Now it’s time for dinner. Look no further than Tirso & Tapas right in the centre of Palma, a perfect mix of the fine tapas bar and high cuisine restaurant at very fair prices. The dishes on the menu are so creative both in the choice of ingredients as well as in the presentation. Octopus, pork belly, scallops, garlic soup are cooked right in front of you, at the open kitchen by chef Carlos and his team. +34 971 761 284; www.tirsotapas.com

Fancy to taste a traditional Mallorcan cuisine in a village atmosphere? Then head to Meson Ca’n Pedro, a restaurant in a little village of Genova just a 20-minute drive from Palma. This well-known place is generous both in space as well as in its portions. Every day it attracts hundreds of guests with its pa amb oli (rye bread rubbed with olive oil and topped with chopped tomatoes), as well as fish, roasted meats, Iberian ham, and an extensive list of Spanish or Mallorcan wines. +34 971 702 162; www.canpedro.com
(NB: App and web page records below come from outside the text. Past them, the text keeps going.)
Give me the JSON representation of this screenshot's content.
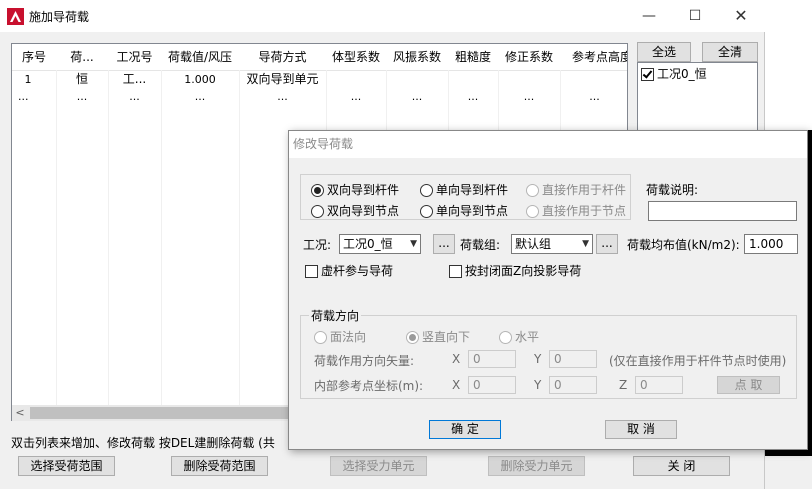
{
  "window": {
    "title": "施加导荷载",
    "minimize_glyph": "—",
    "maximize_glyph": "☐",
    "close_glyph": "✕"
  },
  "list": {
    "columns": [
      "序号",
      "荷...",
      "工况号",
      "荷载值/风压",
      "导荷方式",
      "体型系数",
      "风振系数",
      "粗糙度",
      "修正系数",
      "参考点高度"
    ],
    "rows": [
      [
        "1",
        "恒",
        "工...",
        "1.000",
        "双向导到单元",
        "",
        "",
        "",
        "",
        ""
      ],
      [
        "...",
        "...",
        "...",
        "...",
        "...",
        "...",
        "...",
        "...",
        "...",
        "..."
      ]
    ],
    "scroll_left_glyph": "<"
  },
  "side": {
    "select_all": "全选",
    "clear_all": "全清",
    "cases": [
      {
        "label": "工况0_恒",
        "checked": true
      }
    ]
  },
  "hint": "双击列表来增加、修改荷载   按DEL建删除荷载   (共",
  "bottom_buttons": {
    "select_range": "选择受荷范围",
    "delete_range": "删除受荷范围",
    "select_units": "选择受力单元",
    "delete_units": "删除受力单元",
    "close": "关    闭"
  },
  "dialog": {
    "title": "修改导荷载",
    "modes": [
      {
        "label": "双向导到杆件",
        "selected": true,
        "enabled": true
      },
      {
        "label": "单向导到杆件",
        "selected": false,
        "enabled": true
      },
      {
        "label": "直接作用于杆件",
        "selected": false,
        "enabled": false
      },
      {
        "label": "双向导到节点",
        "selected": false,
        "enabled": true
      },
      {
        "label": "单向导到节点",
        "selected": false,
        "enabled": true
      },
      {
        "label": "直接作用于节点",
        "selected": false,
        "enabled": false
      }
    ],
    "load_desc_label": "荷载说明:",
    "load_desc_value": "",
    "case_label": "工况:",
    "case_value": "工况0_恒",
    "ellipsis": "...",
    "group_label": "荷载组:",
    "group_value": "默认组",
    "dist_label": "荷载均布值(kN/m2):",
    "dist_value": "1.000",
    "virtual_rod": "虚杆参与导荷",
    "closed_surface": "按封闭面Z向投影导荷",
    "direction": {
      "title": "荷载方向",
      "options": [
        {
          "label": "面法向",
          "selected": false
        },
        {
          "label": "竖直向下",
          "selected": true
        },
        {
          "label": "水平",
          "selected": false
        }
      ],
      "vector_label": "荷载作用方向矢量:",
      "refpt_label": "内部参考点坐标(m):",
      "x": "X",
      "y": "Y",
      "z": "Z",
      "vx": "0",
      "vy": "0",
      "px": "0",
      "py": "0",
      "pz": "0",
      "note": "(仅在直接作用于杆件节点时使用)",
      "pick": "点 取"
    },
    "ok": "确  定",
    "cancel": "取  消"
  }
}
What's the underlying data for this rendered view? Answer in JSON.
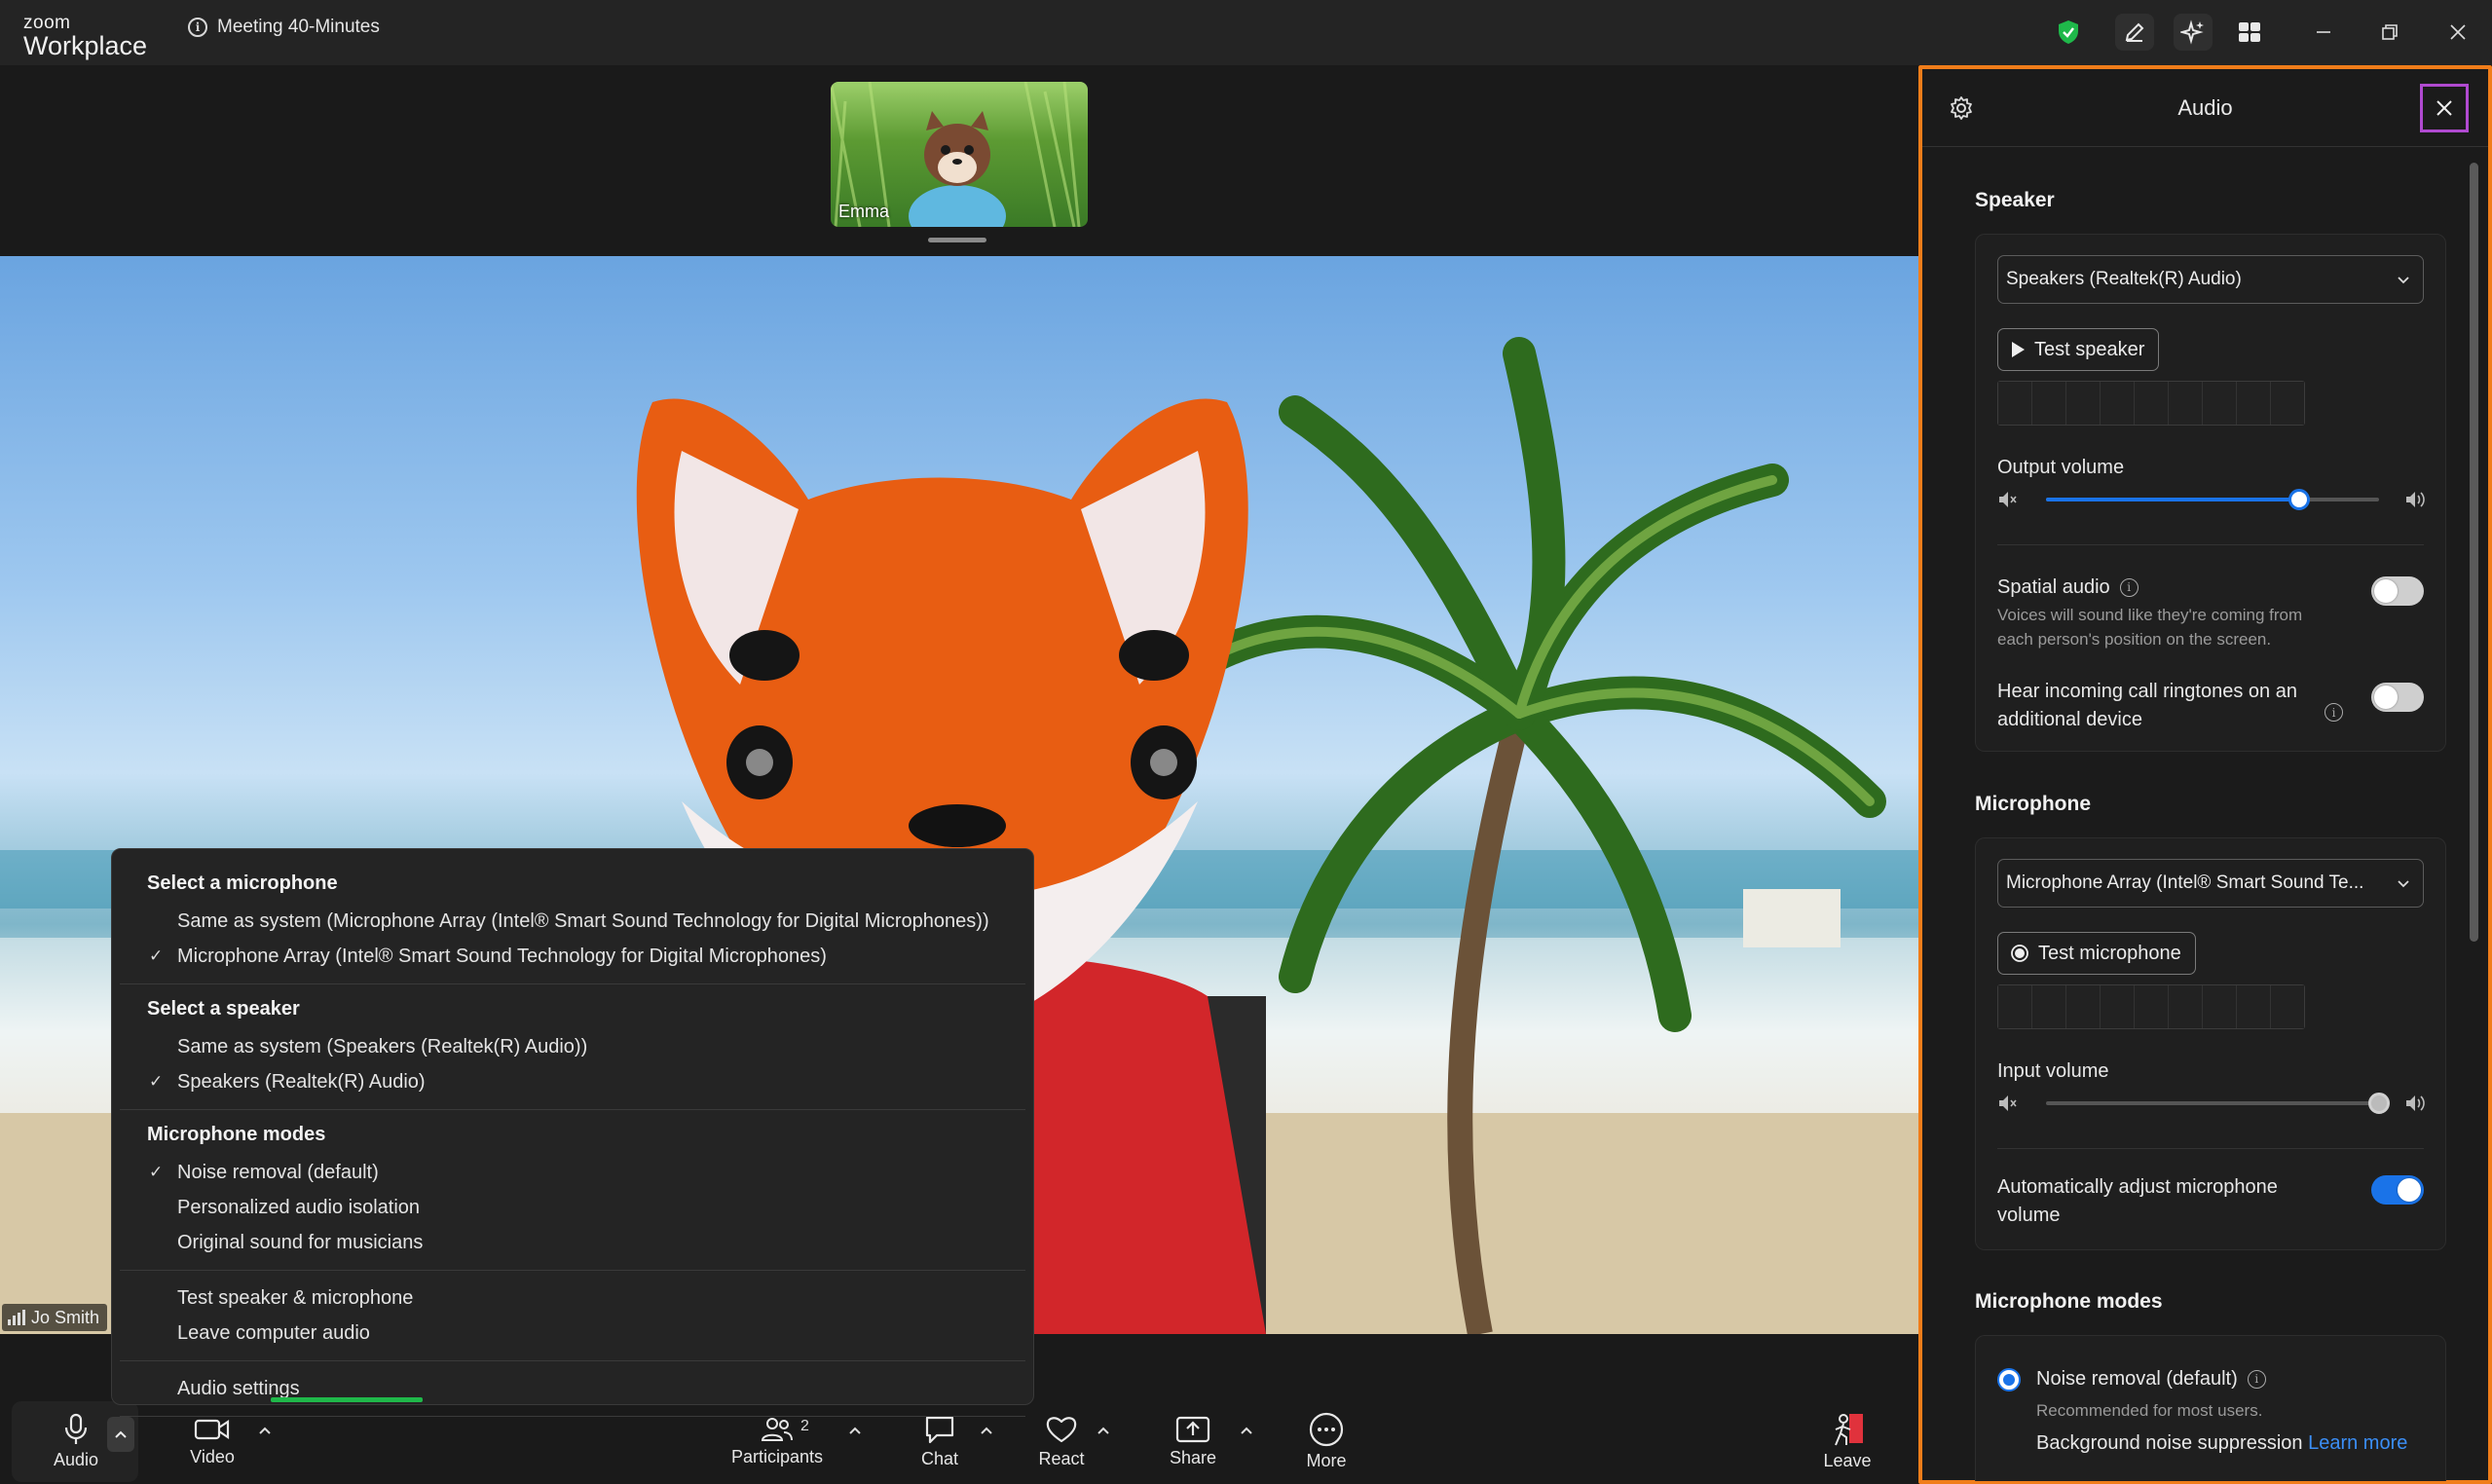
{
  "app": {
    "logo_top": "zoom",
    "logo_bottom": "Workplace",
    "meeting_title": "Meeting 40-Minutes"
  },
  "participants": {
    "thumb_name": "Emma",
    "main_name": "Jo Smith"
  },
  "toolbar": {
    "audio": "Audio",
    "video": "Video",
    "participants": "Participants",
    "participants_count": "2",
    "chat": "Chat",
    "react": "React",
    "share": "Share",
    "more": "More",
    "leave": "Leave"
  },
  "audio_menu": {
    "mic_heading": "Select a microphone",
    "mic_options": [
      "Same as system (Microphone Array (Intel® Smart Sound Technology for Digital Microphones))",
      "Microphone Array (Intel® Smart Sound Technology for Digital Microphones)"
    ],
    "speaker_heading": "Select a speaker",
    "speaker_options": [
      "Same as system (Speakers (Realtek(R) Audio))",
      "Speakers (Realtek(R) Audio)"
    ],
    "modes_heading": "Microphone modes",
    "mode_options": [
      "Noise removal (default)",
      "Personalized audio isolation",
      "Original sound for musicians"
    ],
    "test": "Test speaker & microphone",
    "leave_audio": "Leave computer audio",
    "settings": "Audio settings",
    "check_glyph": "✓"
  },
  "audio_panel": {
    "title": "Audio",
    "speaker": {
      "section": "Speaker",
      "device": "Speakers (Realtek(R) Audio)",
      "test_button": "Test speaker",
      "output_label": "Output volume",
      "output_level": 0.76,
      "spatial_label": "Spatial audio",
      "spatial_on": false,
      "spatial_desc_1": "Voices will sound like they're coming from",
      "spatial_desc_2": "each person's position on the screen.",
      "ringtone_label_1": "Hear incoming call ringtones on an",
      "ringtone_label_2": "additional device",
      "ringtone_on": false
    },
    "microphone": {
      "section": "Microphone",
      "device": "Microphone Array (Intel® Smart Sound Te...",
      "test_button": "Test microphone",
      "input_label": "Input volume",
      "input_level": 1.0,
      "auto_label_1": "Automatically adjust microphone",
      "auto_label_2": "volume",
      "auto_on": true
    },
    "modes": {
      "section": "Microphone modes",
      "noise_label": "Noise removal (default)",
      "noise_desc": "Recommended for most users.",
      "bg_label": "Background noise suppression",
      "learn_more": "Learn more"
    }
  },
  "colors": {
    "accent": "#1a73e8",
    "panel_border": "#f07d1a",
    "close_highlight": "#b04ad0",
    "menu_underline": "#1fb84a",
    "leave_red": "#e0323c",
    "shield_green": "#1fb84a"
  }
}
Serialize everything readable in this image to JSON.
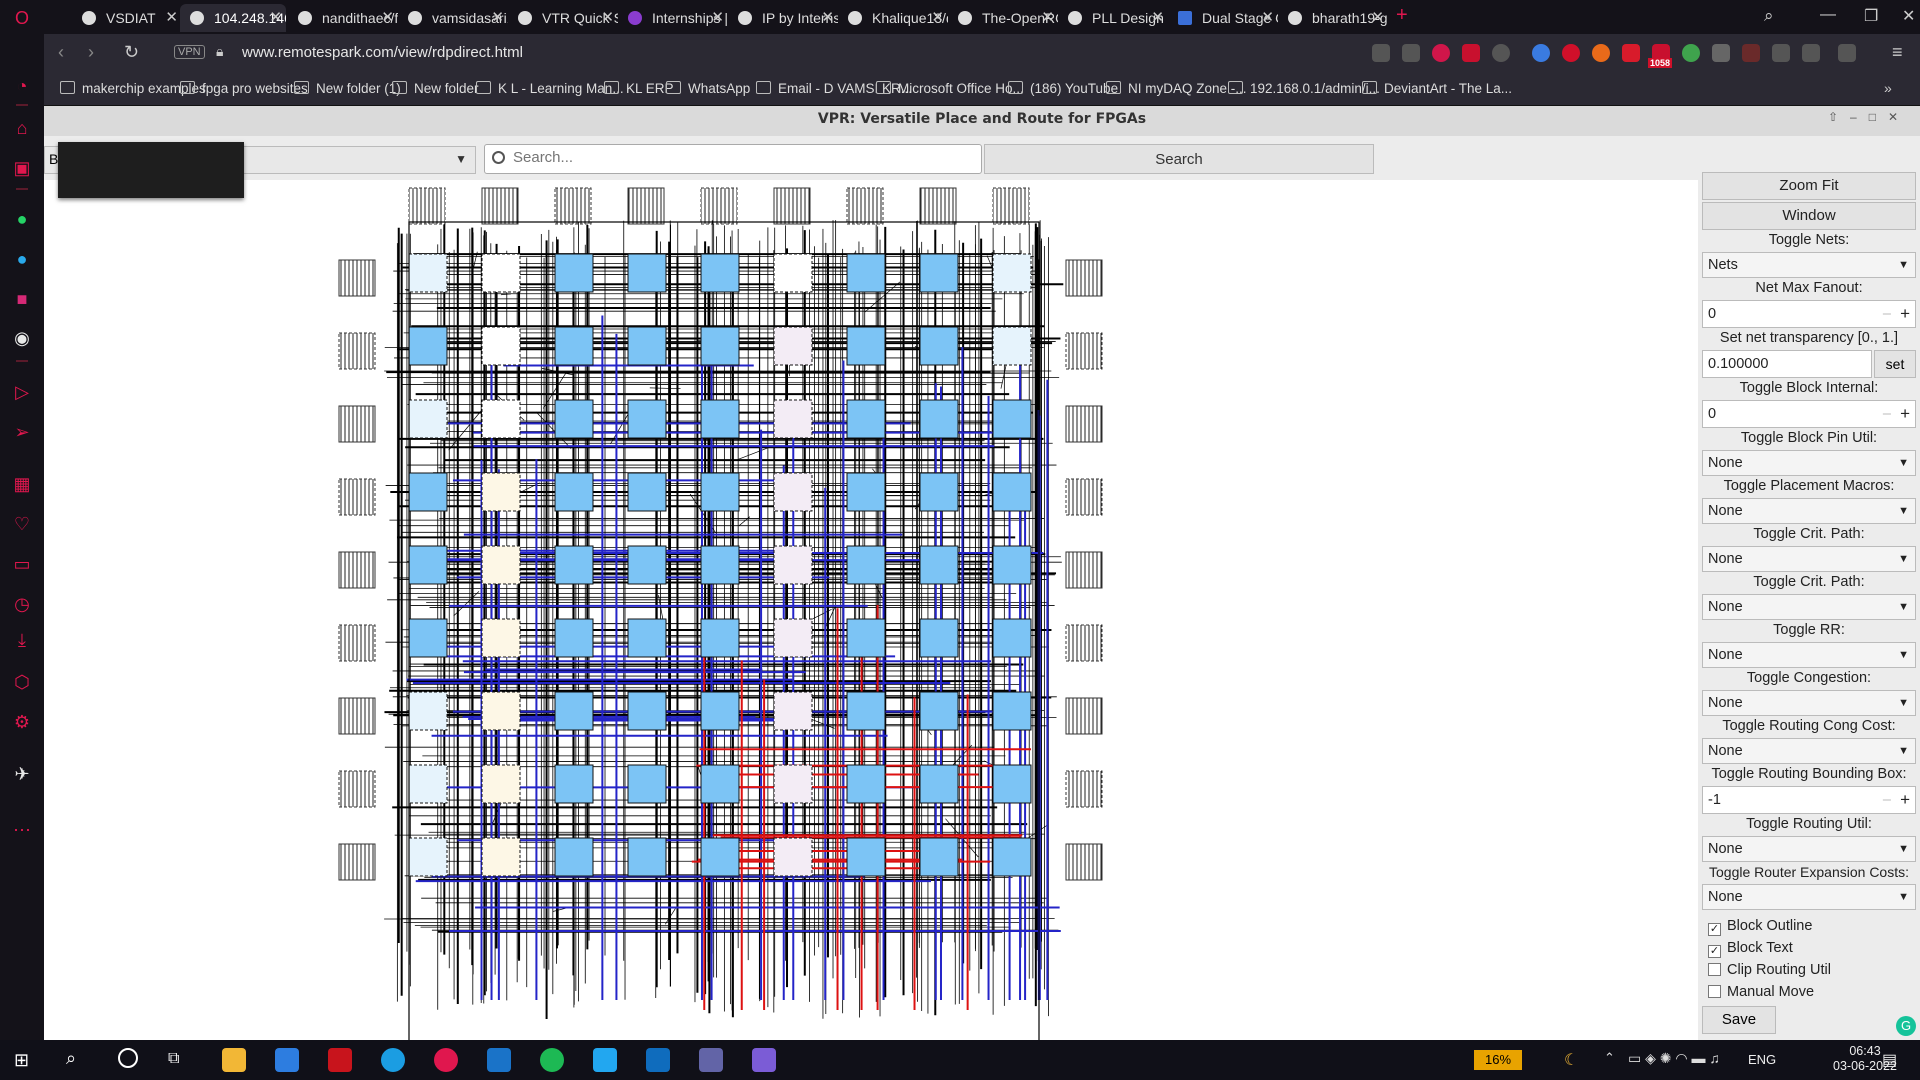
{
  "browser": {
    "tabs": [
      {
        "label": "VSDIAT",
        "active": false
      },
      {
        "label": "104.248.146.",
        "active": true
      },
      {
        "label": "nandithaec/f",
        "active": false
      },
      {
        "label": "vamsidasari1",
        "active": false
      },
      {
        "label": "VTR Quick St",
        "active": false
      },
      {
        "label": "Internships |",
        "active": false
      },
      {
        "label": "IP by Interns",
        "active": false
      },
      {
        "label": "Khalique13/d",
        "active": false
      },
      {
        "label": "The-OpenRO",
        "active": false
      },
      {
        "label": "PLL Design u",
        "active": false
      },
      {
        "label": "Dual Stage C",
        "active": false
      },
      {
        "label": "bharath19-g",
        "active": false
      }
    ],
    "url": "www.remotespark.com/view/rdpdirect.html",
    "vpn_label": "VPN",
    "extension_badge": "1058",
    "bookmarks": [
      "makerchip examples",
      "fpga pro websites",
      "New folder (1)",
      "New folder",
      "K L - Learning Man...",
      "KL ERP",
      "WhatsApp",
      "Email - D VAMSI KR...",
      "Microsoft Office Ho...",
      "(186) YouTube",
      "NI myDAQ Zone -...",
      "192.168.0.1/admin/i...",
      "DeviantArt - The La..."
    ]
  },
  "vpr": {
    "title": "VPR: Versatile Place and Route for FPGAs",
    "combo_value": "B",
    "search_placeholder": "Search...",
    "search_button": "Search",
    "panel": {
      "zoom_fit": "Zoom Fit",
      "window": "Window",
      "toggle_nets_label": "Toggle Nets:",
      "toggle_nets_value": "Nets",
      "net_max_fanout_label": "Net Max Fanout:",
      "net_max_fanout_value": "0",
      "net_transparency_label": "Set net transparency [0., 1.]",
      "net_transparency_value": "0.100000",
      "set_button": "set",
      "block_internal_label": "Toggle Block Internal:",
      "block_internal_value": "0",
      "block_pin_util_label": "Toggle Block Pin Util:",
      "block_pin_util_value": "None",
      "placement_macros_label": "Toggle Placement Macros:",
      "placement_macros_value": "None",
      "crit_path_label_1": "Toggle Crit. Path:",
      "crit_path_value_1": "None",
      "crit_path_label_2": "Toggle Crit. Path:",
      "crit_path_value_2": "None",
      "rr_label": "Toggle RR:",
      "rr_value": "None",
      "congestion_label": "Toggle Congestion:",
      "congestion_value": "None",
      "routing_cong_cost_label": "Toggle Routing Cong Cost:",
      "routing_cong_cost_value": "None",
      "routing_bbox_label": "Toggle Routing Bounding Box:",
      "routing_bbox_value": "-1",
      "routing_util_label": "Toggle Routing Util:",
      "routing_util_value": "None",
      "router_expansion_label": "Toggle Router Expansion Costs:",
      "router_expansion_value": "None",
      "block_outline": {
        "label": "Block Outline",
        "checked": true
      },
      "block_text": {
        "label": "Block Text",
        "checked": true
      },
      "clip_routing_util": {
        "label": "Clip Routing Util",
        "checked": false
      },
      "manual_move": {
        "label": "Manual Move",
        "checked": false
      },
      "save": "Save"
    }
  },
  "taskbar": {
    "battery": "16%",
    "language": "ENG",
    "time": "06:43",
    "date": "03-06-2022"
  },
  "colors": {
    "clb_fill": "#7cc4f5",
    "clb_light": "#e6f3fc",
    "route_blue": "#2424c8",
    "route_red": "#dd1111",
    "opera_red": "#e0174e"
  }
}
One of the best parts of any cruise is an opportunity to explore the seafront restaurants. In this respect, the coast Mallorca is truly abundant. One of our favourites is a simple restaurant just above the bay Cala na Foradada, on the west coast of Mallorca. Famous for serving the best paella of the island it offers probably the best view of the bay and Sa Foradada rock with a big hole. The access here is possible only for boaters and hikers.

After a long cruise full of new experience you may need a break. In a quarter-hour drive from Palma or a 20-minute drive from Port de Soller there is magical Castell Son Claret, a smart boutique hotel that was once a dilapidated 19th-century castle. The new owners kept the unique architecture of the place together with its extensive orchard and invited Madrid chef Fernando Perez Arellano to set up a new home for his Mallorcan restaurant Zaranda – the original outpost of which, in Llucmajor in the centre of the island, has won a Michelin star. +34 971 138 627; www.zaranda.es

Castell Son Claret

Castell Son Claret